> _What needs to be done_:
A complete, exact retyping of the data below is required.

> _Provided data_:
————————

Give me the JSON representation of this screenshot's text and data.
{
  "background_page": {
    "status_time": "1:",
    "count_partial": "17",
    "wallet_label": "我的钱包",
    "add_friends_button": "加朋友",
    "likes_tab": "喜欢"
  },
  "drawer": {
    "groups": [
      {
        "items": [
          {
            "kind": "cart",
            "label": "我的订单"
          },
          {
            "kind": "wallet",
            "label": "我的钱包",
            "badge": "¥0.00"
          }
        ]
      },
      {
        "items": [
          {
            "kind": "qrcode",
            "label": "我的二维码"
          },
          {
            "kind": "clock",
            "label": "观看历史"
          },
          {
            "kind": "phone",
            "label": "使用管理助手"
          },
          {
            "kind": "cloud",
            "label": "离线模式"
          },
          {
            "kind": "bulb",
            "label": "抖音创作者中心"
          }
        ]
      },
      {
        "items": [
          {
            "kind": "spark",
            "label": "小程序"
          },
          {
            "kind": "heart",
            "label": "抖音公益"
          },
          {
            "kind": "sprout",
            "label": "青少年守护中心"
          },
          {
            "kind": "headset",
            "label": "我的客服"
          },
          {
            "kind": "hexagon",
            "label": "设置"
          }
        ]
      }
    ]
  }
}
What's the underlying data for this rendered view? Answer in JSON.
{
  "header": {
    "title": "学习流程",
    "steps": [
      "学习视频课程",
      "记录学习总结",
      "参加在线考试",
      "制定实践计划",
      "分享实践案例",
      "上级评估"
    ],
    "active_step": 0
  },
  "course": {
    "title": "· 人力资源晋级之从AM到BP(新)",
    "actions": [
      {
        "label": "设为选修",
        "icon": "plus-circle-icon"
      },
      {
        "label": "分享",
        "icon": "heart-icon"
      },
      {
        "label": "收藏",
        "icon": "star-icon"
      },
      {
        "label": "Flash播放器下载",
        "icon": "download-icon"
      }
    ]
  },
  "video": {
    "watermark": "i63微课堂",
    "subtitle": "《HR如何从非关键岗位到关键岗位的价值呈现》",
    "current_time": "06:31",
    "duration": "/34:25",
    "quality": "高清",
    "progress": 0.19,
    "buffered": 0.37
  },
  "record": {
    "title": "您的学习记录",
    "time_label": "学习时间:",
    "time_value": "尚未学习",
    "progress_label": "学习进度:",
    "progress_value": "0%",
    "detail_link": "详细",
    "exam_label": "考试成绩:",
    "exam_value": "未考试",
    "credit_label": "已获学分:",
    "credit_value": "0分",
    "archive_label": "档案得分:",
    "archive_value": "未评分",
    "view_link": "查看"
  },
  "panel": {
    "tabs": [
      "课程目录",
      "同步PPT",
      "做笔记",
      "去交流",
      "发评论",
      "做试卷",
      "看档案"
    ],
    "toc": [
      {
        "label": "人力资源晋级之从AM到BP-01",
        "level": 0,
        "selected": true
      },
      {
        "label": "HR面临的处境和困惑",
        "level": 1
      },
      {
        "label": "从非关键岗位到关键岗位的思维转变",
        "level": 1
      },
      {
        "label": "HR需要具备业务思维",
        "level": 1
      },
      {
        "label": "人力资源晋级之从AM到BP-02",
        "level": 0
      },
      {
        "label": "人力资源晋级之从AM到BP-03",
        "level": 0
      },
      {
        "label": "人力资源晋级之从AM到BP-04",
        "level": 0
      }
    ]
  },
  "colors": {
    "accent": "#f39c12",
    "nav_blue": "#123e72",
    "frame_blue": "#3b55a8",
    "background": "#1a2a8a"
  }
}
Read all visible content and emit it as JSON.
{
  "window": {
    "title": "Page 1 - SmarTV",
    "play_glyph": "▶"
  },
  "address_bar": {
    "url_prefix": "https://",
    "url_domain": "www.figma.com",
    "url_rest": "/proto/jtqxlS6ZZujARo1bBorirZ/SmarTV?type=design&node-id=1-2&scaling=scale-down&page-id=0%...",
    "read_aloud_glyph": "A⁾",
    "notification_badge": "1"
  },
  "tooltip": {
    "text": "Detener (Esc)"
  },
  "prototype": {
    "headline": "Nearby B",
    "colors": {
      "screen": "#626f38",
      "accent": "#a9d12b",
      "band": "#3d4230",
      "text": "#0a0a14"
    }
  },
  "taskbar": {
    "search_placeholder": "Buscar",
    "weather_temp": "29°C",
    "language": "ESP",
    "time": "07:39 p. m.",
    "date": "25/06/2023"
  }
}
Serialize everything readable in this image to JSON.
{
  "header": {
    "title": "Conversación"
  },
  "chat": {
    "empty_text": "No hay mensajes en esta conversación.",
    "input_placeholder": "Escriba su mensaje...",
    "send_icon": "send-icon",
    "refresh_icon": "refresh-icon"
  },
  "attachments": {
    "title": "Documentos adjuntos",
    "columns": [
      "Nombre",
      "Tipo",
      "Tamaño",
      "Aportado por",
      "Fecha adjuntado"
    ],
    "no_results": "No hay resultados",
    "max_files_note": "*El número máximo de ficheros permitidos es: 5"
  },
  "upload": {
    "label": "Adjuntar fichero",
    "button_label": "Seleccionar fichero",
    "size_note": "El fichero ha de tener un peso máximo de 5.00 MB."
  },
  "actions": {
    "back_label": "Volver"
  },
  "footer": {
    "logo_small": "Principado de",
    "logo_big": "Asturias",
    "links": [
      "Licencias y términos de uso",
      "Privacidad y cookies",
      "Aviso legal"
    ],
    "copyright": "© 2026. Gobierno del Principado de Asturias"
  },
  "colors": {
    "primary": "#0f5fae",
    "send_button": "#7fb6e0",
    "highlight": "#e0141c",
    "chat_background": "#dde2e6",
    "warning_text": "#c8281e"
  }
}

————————

> _Response_:
Give me the JSON representation of this screenshot's text and data.
{
  "background_page": {
    "status_time": "1:",
    "count_partial": "17",
    "wallet_label": "我的钱包",
    "add_friends_button": "加朋友",
    "likes_tab": "喜欢"
  },
  "drawer": {
    "groups": [
      {
        "items": [
          {
            "kind": "cart",
            "label": "我的订单"
          },
          {
            "kind": "wallet",
            "label": "我的钱包",
            "badge": "¥0.00"
          }
        ]
      },
      {
        "items": [
          {
            "kind": "qrcode",
            "label": "我的二维码"
          },
          {
            "kind": "clock",
            "label": "观看历史"
          },
          {
            "kind": "phone",
            "label": "使用管理助手"
          },
          {
            "kind": "cloud",
            "label": "离线模式"
          },
          {
            "kind": "bulb",
            "label": "抖音创作者中心"
          }
        ]
      },
      {
        "items": [
          {
            "kind": "spark",
            "label": "小程序"
          },
          {
            "kind": "heart",
            "label": "抖音公益"
          },
          {
            "kind": "sprout",
            "label": "青少年守护中心"
          },
          {
            "kind": "headset",
            "label": "我的客服"
          },
          {
            "kind": "hexagon",
            "label": "设置"
          }
        ]
      }
    ]
  }
}
What's the underlying data for this rendered view? Answer in JSON.
{
  "header": {
    "title": "学习流程",
    "steps": [
      "学习视频课程",
      "记录学习总结",
      "参加在线考试",
      "制定实践计划",
      "分享实践案例",
      "上级评估"
    ],
    "active_step": 0
  },
  "course": {
    "title": "· 人力资源晋级之从AM到BP(新)",
    "actions": [
      {
        "label": "设为选修",
        "icon": "plus-circle-icon"
      },
      {
        "label": "分享",
        "icon": "heart-icon"
      },
      {
        "label": "收藏",
        "icon": "star-icon"
      },
      {
        "label": "Flash播放器下载",
        "icon": "download-icon"
      }
    ]
  },
  "video": {
    "watermark": "i63微课堂",
    "subtitle": "《HR如何从非关键岗位到关键岗位的价值呈现》",
    "current_time": "06:31",
    "duration": "/34:25",
    "quality": "高清",
    "progress": 0.19,
    "buffered": 0.37
  },
  "record": {
    "title": "您的学习记录",
    "time_label": "学习时间:",
    "time_value": "尚未学习",
    "progress_label": "学习进度:",
    "progress_value": "0%",
    "detail_link": "详细",
    "exam_label": "考试成绩:",
    "exam_value": "未考试",
    "credit_label": "已获学分:",
    "credit_value": "0分",
    "archive_label": "档案得分:",
    "archive_value": "未评分",
    "view_link": "查看"
  },
  "panel": {
    "tabs": [
      "课程目录",
      "同步PPT",
      "做笔记",
      "去交流",
      "发评论",
      "做试卷",
      "看档案"
    ],
    "toc": [
      {
        "label": "人力资源晋级之从AM到BP-01",
        "level": 0,
        "selected": true
      },
      {
        "label": "HR面临的处境和困惑",
        "level": 1
      },
      {
        "label": "从非关键岗位到关键岗位的思维转变",
        "level": 1
      },
      {
        "label": "HR需要具备业务思维",
        "level": 1
      },
      {
        "label": "人力资源晋级之从AM到BP-02",
        "level": 0
      },
      {
        "label": "人力资源晋级之从AM到BP-03",
        "level": 0
      },
      {
        "label": "人力资源晋级之从AM到BP-04",
        "level": 0
      }
    ]
  },
  "colors": {
    "accent": "#f39c12",
    "nav_blue": "#123e72",
    "frame_blue": "#3b55a8",
    "background": "#1a2a8a"
  }
}
Read all visible content and emit it as JSON.
{
  "window": {
    "title": "Page 1 - SmarTV",
    "play_glyph": "▶"
  },
  "address_bar": {
    "url_prefix": "https://",
    "url_domain": "www.figma.com",
    "url_rest": "/proto/jtqxlS6ZZujARo1bBorirZ/SmarTV?type=design&node-id=1-2&scaling=scale-down&page-id=0%...",
    "read_aloud_glyph": "A⁾",
    "notification_badge": "1"
  },
  "tooltip": {
    "text": "Detener (Esc)"
  },
  "prototype": {
    "headline": "Nearby B",
    "colors": {
      "screen": "#626f38",
      "accent": "#a9d12b",
      "band": "#3d4230",
      "text": "#0a0a14"
    }
  },
  "taskbar": {
    "search_placeholder": "Buscar",
    "weather_temp": "29°C",
    "language": "ESP",
    "time": "07:39 p. m.",
    "date": "25/06/2023"
  }
}
Serialize everything readable in this image to JSON.
{
  "header": {
    "title": "Conversación"
  },
  "chat": {
    "empty_text": "No hay mensajes en esta conversación.",
    "input_placeholder": "Escriba su mensaje...",
    "send_icon": "send-icon",
    "refresh_icon": "refresh-icon"
  },
  "attachments": {
    "title": "Documentos adjuntos",
    "columns": [
      "Nombre",
      "Tipo",
      "Tamaño",
      "Aportado por",
      "Fecha adjuntado"
    ],
    "no_results": "No hay resultados",
    "max_files_note": "*El número máximo de ficheros permitidos es: 5"
  },
  "upload": {
    "label": "Adjuntar fichero",
    "button_label": "Seleccionar fichero",
    "size_note": "El fichero ha de tener un peso máximo de 5.00 MB."
  },
  "actions": {
    "back_label": "Volver"
  },
  "footer": {
    "logo_small": "Principado de",
    "logo_big": "Asturias",
    "links": [
      "Licencias y términos de uso",
      "Privacidad y cookies",
      "Aviso legal"
    ],
    "copyright": "© 2026. Gobierno del Principado de Asturias"
  },
  "colors": {
    "primary": "#0f5fae",
    "send_button": "#7fb6e0",
    "highlight": "#e0141c",
    "chat_background": "#dde2e6",
    "warning_text": "#c8281e"
  }
}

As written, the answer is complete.